Let there be spaces in your togetherness /And let the winds of the heavens dance between you … /Love one another but make not a [smothering] of love; /Let it rather be a moving sea between the shores of your souls … /Stand together yet not too near together …

By respecting our separateness we discover our unity. Unity is paradoxical. Because only by accepting our inherent diversity will we truly be able to celebrate our unity in the triune God. We sometimes, I think, assume that for the church to be unified we need to conform one to another. We have to be same-minded. We need to be uniform and march together in lock-step to the same tune on all doctrinal and liturgical issues.

But our differences are as important if not more in experiencing organizational health. Our unity is strengthened in Christ Jesus when, like a body, the parts are free to function as they are meant and not coerced or forced into some conforming imposition.

The one aspect of the famous David and Goliath story from the bible I love occurs when King Saul expects that the only way little shepherd boy David can defeat the giant Philistine warrior is by putting on all the armor trappings of a typical Israelite soldier. But David, thankfully, is able to recognize his own giftedness and shed the uniform and use the simple gifts given to him – some stones and a sling.

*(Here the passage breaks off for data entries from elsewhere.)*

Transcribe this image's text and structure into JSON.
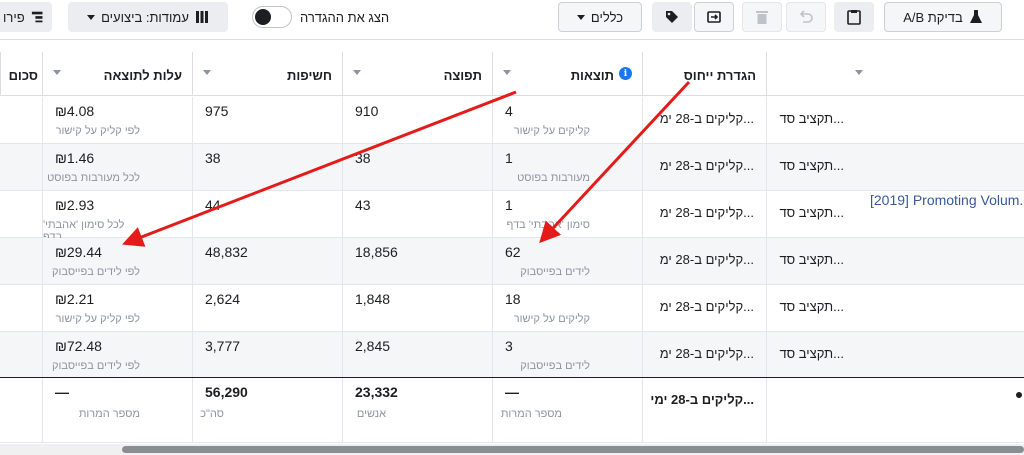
{
  "toolbar": {
    "breakdown_label": "פירו",
    "columns_label": "עמודות: ביצועים",
    "show_setting_label": "הצג את ההגדרה",
    "rules_label": "כללים",
    "ab_test_label": "בדיקת A/B"
  },
  "columns": {
    "col_sum": "סכום",
    "cost_per_result": "עלות לתוצאה",
    "impressions": "חשיפות",
    "reach": "תפוצה",
    "results": "תוצאות",
    "attribution": "הגדרת ייחוס"
  },
  "campaign_name": "[2019] Promoting Volum...",
  "rows": [
    {
      "cost": "₪4.08",
      "cost_sub": "לפי קליק על קישור",
      "impressions": "975",
      "reach": "910",
      "results": "4",
      "results_sub": "קליקים על קישור",
      "attribution": "קליקים ב-28 ימ...",
      "budget": "תקציב סד..."
    },
    {
      "cost": "₪1.46",
      "cost_sub": "לכל מעורבות בפוסט",
      "impressions": "38",
      "reach": "38",
      "results": "1",
      "results_sub": "מעורבות בפוסט",
      "attribution": "קליקים ב-28 ימ...",
      "budget": "תקציב סד..."
    },
    {
      "cost": "₪2.93",
      "cost_sub": "לכל סימון 'אהבתי' בדף",
      "impressions": "44",
      "reach": "43",
      "results": "1",
      "results_sub": "סימון 'אהבתי' בדף",
      "attribution": "קליקים ב-28 ימ...",
      "budget": "תקציב סד..."
    },
    {
      "cost": "₪29.44",
      "cost_sub": "לפי לידים בפייסבוק",
      "impressions": "48,832",
      "reach": "18,856",
      "results": "62",
      "results_sub": "לידים בפייסבוק",
      "attribution": "קליקים ב-28 ימ...",
      "budget": "תקציב סד..."
    },
    {
      "cost": "₪2.21",
      "cost_sub": "לפי קליק על קישור",
      "impressions": "2,624",
      "reach": "1,848",
      "results": "18",
      "results_sub": "קליקים על קישור",
      "attribution": "קליקים ב-28 ימ...",
      "budget": "תקציב סד..."
    },
    {
      "cost": "₪72.48",
      "cost_sub": "לפי לידים בפייסבוק",
      "impressions": "3,777",
      "reach": "2,845",
      "results": "3",
      "results_sub": "לידים בפייסבוק",
      "attribution": "קליקים ב-28 ימ...",
      "budget": "תקציב סד..."
    }
  ],
  "totals": {
    "cost": "—",
    "cost_sub": "מספר המרות",
    "impressions": "56,290",
    "impressions_sub": "סה\"כ",
    "reach": "23,332",
    "reach_sub": "אנשים",
    "results": "—",
    "results_sub": "מספר המרות",
    "attribution": "קליקים ב-28 ימי..."
  },
  "colors": {
    "annotation_arrow": "#e31b1b",
    "info_icon": "#1877f2",
    "link": "#385898"
  }
}
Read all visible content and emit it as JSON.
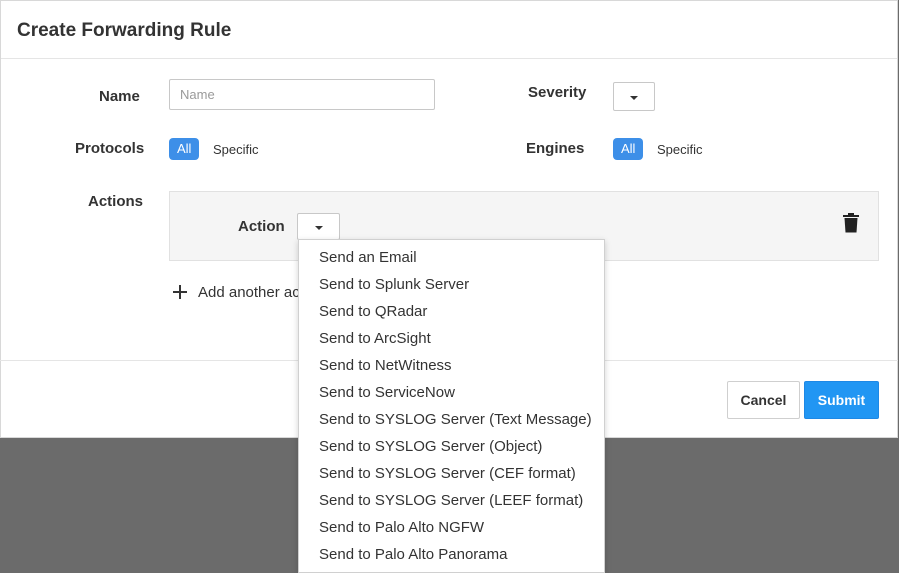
{
  "modal": {
    "title": "Create Forwarding Rule"
  },
  "form": {
    "name_label": "Name",
    "name_placeholder": "Name",
    "name_value": "",
    "severity_label": "Severity",
    "protocols_label": "Protocols",
    "protocols_all": "All",
    "protocols_specific": "Specific",
    "engines_label": "Engines",
    "engines_all": "All",
    "engines_specific": "Specific",
    "actions_label": "Actions",
    "action_label": "Action",
    "add_another_label": "Add another action"
  },
  "footer": {
    "cancel_label": "Cancel",
    "submit_label": "Submit"
  },
  "action_menu": {
    "items": [
      "Send an Email",
      "Send to Splunk Server",
      "Send to QRadar",
      "Send to ArcSight",
      "Send to NetWitness",
      "Send to ServiceNow",
      "Send to SYSLOG Server (Text Message)",
      "Send to SYSLOG Server (Object)",
      "Send to SYSLOG Server (CEF format)",
      "Send to SYSLOG Server (LEEF format)",
      "Send to Palo Alto NGFW",
      "Send to Palo Alto Panorama"
    ]
  },
  "colors": {
    "accent": "#2196f3",
    "pill": "#3d8fe8",
    "backdrop": "#6b6b6b"
  },
  "icons": {
    "trash": "trash-icon",
    "plus": "plus-icon",
    "caret": "caret-down-icon"
  }
}
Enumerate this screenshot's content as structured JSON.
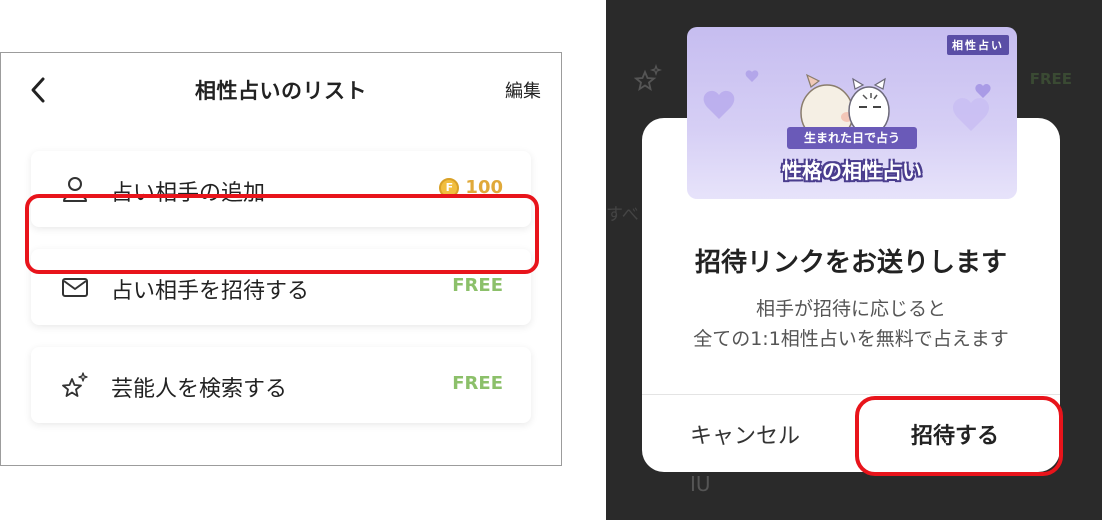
{
  "left": {
    "title": "相性占いのリスト",
    "edit_label": "編集",
    "items": [
      {
        "label": "占い相手の追加",
        "icon": "person-icon",
        "price": "100",
        "coin_letter": "F"
      },
      {
        "label": "占い相手を招待する",
        "icon": "envelope-icon",
        "price": "FREE"
      },
      {
        "label": "芸能人を検索する",
        "icon": "sparkle-star-icon",
        "price": "FREE"
      }
    ]
  },
  "background": {
    "free": "FREE",
    "partial_text": "すべ",
    "name": "IU"
  },
  "banner": {
    "tag": "相性占い",
    "ribbon": "生まれた日で占う",
    "title": "性格の相性占い"
  },
  "dialog": {
    "title": "招待リンクをお送りします",
    "message_line1": "相手が招待に応じると",
    "message_line2": "全ての1:1相性占いを無料で占えます",
    "cancel_label": "キャンセル",
    "invite_label": "招待する"
  },
  "colors": {
    "free_green": "#8cc06a",
    "coin_gold": "#e0a93a",
    "highlight_red": "#e8141b",
    "banner_purple": "#5a4ea6"
  }
}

Healthy, relational love is not expressed just in warm fuzzies/feel good, go-along-to-get-along ways. But also needed is some tough love; that is, asserting one’s own wants and needs even if it might upset someone else that you love and care for.

When emotional distance is established in any relationship, when clarifying your stance, taking a stand, taking responsibility for your needs flavors the nature of the relationship, there will be health and healing. Thank God Martin Luther had the guts to stand up over 500 years ago and clarify his stance when he said, “Here I stand.” Those three words set a religious world in motion for centuries to come.

I quoted Dutch priest Henri Nouwen at the beginning of my sermon; Henri Nouwen lived a large portion of his life as pastor caring for the intelligently disabled people at L’Arche Daybreak Community inTorontosome decades ago. He wrote several books about the Christian life, spirituality and ministry before dying in the mid-90’s. He has been, for me, a mentor through his written word.

He writes often about the importance of a balance between a ministry of presence AND absence. While being present constitutes much of pastoral care work, he argues for the importance of also being absent. In other words, not always being with, but being apart from the one for whom you care.

God entered into intimacy with us not only by Christ’s coming but also by his leaving – in his dying an earthly death, in the ascension. In fact, the Gospels show that on the Cross where God’s absence was most loudly expressed by Jesus when he cried, “My God, My God, why have you deserted me…” (Psalm 22:1-15) God’s presence was then most profoundly revealed. When God through the humanity of Jesus freely chose to share our most painful experience of divine absence, then God became most present to us, in the Spirit our Comforter. Without a separateness in the relationship, we would not know God’s profound presence.

Thank God for the Trinity! In relating to a triune God we learn first hand in our life’s experience what it means in relationship to be both together and separate in holy love.